Young people across Europe continue to face high levels of unemployment. In order to face this reality, “effective training programmes need to be accessible to all young people in order to ensure that they have the necessary skills to apply to a variety of positions in the EU. One of the main priorities of the EU must be to ensure that there are prospects for growth and provide employment to young Europeans” (EC Vice-president Antonio Tajani, Industry and Entrepreneurship, 2011).
The Get There – Journey to Employment project was designed under the Erasmus+ European programme. The Get There project seeks a solution to the needs identified above, by addressing the issue of youth unemployment and developing better employability skills for the target group in each partner country and the wider European Union.
Using an innovative curriculum model as well as a proven learning methodology, the project will look to offer the target group an effective programme for moving into employment.
The project will focus on two innovative methodologies and tools:
- Employability Skills Support Book (ES) – an innovative curriculum focused on developing employability skills from ASDAN, a UK Awarding Body
- Mentoring Programme (MP) from Europeace Youth (Diagrama) based in the UK
Main aims and objectives of the project:
- To carry out a survey of the most necessary employability skills in each partner country
- To produce an in-depth report on the employability needs in each partner country
- To train participants to deliver employability workshops in each partner country for unemployed young people or those in need of more developed employability skills

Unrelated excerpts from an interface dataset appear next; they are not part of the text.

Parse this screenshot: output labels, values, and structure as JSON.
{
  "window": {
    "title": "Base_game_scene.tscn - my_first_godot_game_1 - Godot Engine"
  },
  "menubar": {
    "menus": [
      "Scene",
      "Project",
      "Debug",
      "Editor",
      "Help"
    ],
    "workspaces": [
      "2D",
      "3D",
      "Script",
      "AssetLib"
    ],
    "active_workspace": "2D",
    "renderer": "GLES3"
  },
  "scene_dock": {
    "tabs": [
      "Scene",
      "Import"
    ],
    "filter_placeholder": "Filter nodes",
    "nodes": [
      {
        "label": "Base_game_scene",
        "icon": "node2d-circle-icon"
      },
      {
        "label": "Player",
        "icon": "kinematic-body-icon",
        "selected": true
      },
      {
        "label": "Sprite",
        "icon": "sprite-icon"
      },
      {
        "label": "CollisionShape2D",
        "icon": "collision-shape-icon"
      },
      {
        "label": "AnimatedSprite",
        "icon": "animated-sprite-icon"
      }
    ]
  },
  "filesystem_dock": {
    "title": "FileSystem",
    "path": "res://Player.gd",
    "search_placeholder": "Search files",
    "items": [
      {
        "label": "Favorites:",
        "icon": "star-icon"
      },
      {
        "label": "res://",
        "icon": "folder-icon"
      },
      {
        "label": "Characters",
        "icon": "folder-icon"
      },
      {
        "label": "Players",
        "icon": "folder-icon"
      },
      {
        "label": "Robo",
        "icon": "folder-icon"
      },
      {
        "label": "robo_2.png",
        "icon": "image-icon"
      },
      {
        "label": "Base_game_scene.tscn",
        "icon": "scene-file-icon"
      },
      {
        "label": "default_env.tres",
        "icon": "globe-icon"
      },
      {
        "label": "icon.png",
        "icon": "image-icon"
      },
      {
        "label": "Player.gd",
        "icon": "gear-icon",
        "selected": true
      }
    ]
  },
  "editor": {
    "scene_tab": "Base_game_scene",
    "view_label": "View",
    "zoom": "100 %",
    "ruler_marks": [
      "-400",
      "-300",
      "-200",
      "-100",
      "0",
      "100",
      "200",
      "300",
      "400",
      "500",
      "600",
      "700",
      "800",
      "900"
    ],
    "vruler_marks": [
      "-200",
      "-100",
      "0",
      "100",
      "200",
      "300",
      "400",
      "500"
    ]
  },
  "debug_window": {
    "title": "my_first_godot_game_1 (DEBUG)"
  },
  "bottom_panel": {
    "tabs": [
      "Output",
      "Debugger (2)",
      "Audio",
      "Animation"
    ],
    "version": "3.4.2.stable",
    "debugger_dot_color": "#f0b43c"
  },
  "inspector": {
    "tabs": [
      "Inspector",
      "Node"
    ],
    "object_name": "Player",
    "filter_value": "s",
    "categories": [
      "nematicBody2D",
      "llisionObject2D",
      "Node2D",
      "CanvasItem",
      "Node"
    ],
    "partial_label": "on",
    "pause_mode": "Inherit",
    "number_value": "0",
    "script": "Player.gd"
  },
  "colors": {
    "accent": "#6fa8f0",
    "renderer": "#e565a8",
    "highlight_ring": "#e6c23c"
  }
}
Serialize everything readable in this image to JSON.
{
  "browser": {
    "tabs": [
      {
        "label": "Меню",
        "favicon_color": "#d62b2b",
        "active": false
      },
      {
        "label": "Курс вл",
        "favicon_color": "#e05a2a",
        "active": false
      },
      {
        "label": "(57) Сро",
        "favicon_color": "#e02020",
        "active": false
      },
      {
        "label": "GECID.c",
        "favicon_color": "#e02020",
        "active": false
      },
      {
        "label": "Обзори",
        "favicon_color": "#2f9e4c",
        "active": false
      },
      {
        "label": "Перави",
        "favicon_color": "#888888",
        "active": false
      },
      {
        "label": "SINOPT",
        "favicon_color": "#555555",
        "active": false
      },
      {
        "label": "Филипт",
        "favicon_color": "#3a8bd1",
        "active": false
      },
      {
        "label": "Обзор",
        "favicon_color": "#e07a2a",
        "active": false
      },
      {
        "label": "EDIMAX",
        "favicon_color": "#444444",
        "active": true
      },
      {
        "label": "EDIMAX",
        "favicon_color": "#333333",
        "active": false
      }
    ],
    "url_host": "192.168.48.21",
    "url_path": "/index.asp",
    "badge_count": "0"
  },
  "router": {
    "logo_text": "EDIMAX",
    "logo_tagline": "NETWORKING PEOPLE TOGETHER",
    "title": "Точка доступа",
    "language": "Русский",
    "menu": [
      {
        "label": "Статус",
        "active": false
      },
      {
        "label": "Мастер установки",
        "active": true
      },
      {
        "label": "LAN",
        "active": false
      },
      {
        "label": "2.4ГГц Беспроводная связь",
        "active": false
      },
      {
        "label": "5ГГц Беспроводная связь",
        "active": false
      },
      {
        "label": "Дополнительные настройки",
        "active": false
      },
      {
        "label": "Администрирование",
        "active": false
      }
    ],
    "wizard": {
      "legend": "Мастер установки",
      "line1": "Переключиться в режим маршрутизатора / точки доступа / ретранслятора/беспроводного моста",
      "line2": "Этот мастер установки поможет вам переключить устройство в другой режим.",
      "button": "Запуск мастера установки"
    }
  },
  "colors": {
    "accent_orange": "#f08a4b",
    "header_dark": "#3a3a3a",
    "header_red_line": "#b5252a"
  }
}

- To produce handbooks in each partner language to help trainers deliver the Get There programme
- To promote the Get There training to other partner organisations as part of a sustainable project
- To produce free online resources in each partner language to support the delivery of the programme
Co-funded by the Erasmus+ Programme of the European Union.
The European Commission support for the production of this publication does not constitute an endorsement of the contents which reflects the views only of the authors, and the Commission cannot be held responsible for any use which may be made of the information contained therein.